_Aim of the task_.
Your task is to copy each line of the listing that contains the word "Output".

_Records provided_.
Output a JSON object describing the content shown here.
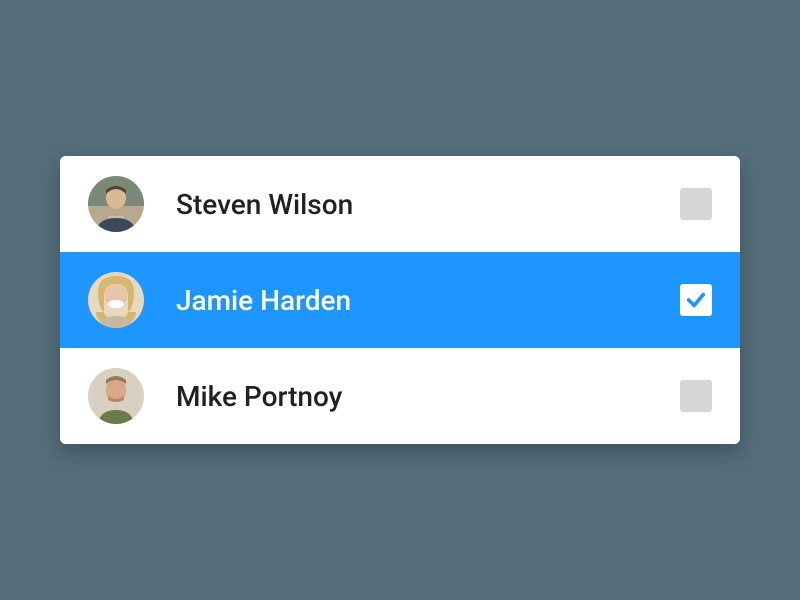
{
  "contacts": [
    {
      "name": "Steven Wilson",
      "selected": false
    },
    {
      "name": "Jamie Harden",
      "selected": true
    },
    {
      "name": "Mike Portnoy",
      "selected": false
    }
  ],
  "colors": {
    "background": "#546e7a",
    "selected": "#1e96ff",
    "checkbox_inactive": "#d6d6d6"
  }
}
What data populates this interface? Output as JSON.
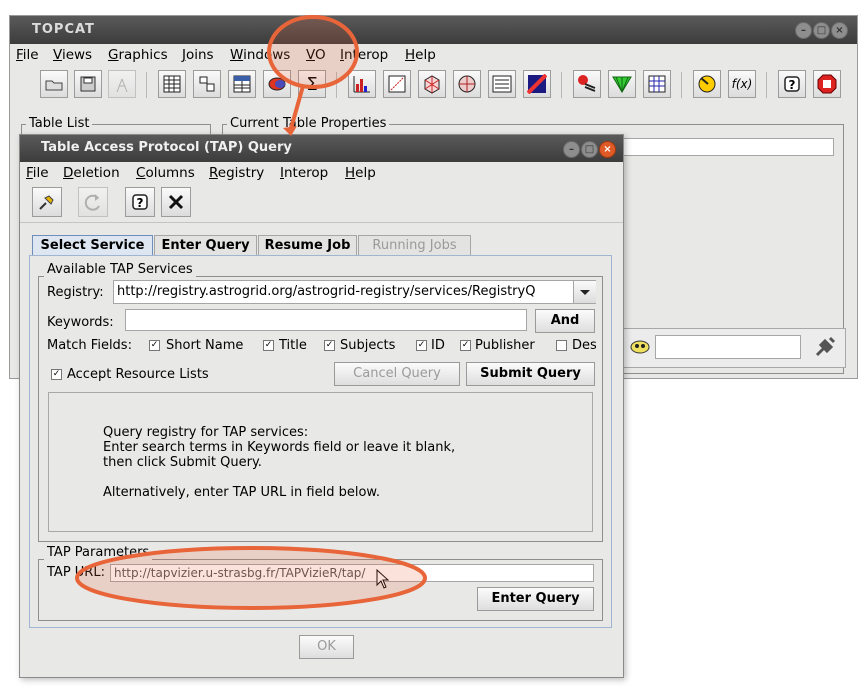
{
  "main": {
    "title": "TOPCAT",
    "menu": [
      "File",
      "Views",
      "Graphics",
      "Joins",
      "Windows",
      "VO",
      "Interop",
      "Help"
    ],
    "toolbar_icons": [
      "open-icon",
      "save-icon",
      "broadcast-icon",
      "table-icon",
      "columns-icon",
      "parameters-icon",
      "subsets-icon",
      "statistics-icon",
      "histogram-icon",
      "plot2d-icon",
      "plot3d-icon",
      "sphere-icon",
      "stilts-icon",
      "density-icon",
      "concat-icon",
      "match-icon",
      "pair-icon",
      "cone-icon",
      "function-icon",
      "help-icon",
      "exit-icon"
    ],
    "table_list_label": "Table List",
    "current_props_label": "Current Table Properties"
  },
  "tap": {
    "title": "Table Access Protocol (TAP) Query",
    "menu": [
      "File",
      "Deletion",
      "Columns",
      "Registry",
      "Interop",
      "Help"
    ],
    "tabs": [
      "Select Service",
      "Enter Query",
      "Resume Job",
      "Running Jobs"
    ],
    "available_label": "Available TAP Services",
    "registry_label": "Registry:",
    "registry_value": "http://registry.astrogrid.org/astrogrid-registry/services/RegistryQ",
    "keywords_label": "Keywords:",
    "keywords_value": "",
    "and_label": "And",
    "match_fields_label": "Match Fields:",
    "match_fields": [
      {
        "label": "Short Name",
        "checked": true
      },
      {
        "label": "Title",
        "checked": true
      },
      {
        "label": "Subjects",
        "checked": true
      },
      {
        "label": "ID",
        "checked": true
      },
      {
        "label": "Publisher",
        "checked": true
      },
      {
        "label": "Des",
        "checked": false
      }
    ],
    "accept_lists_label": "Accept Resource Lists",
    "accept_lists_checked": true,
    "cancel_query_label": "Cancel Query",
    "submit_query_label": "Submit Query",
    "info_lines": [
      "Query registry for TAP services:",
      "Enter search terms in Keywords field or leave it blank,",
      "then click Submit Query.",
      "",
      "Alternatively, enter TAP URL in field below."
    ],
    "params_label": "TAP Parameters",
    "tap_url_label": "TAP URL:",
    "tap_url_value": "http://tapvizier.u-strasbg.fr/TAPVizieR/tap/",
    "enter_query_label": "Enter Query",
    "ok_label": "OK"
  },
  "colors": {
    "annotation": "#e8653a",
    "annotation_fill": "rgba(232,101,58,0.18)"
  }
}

_Task response_.
Output a JSON object describing the content shown here.
What data populates this interface? Output as JSON.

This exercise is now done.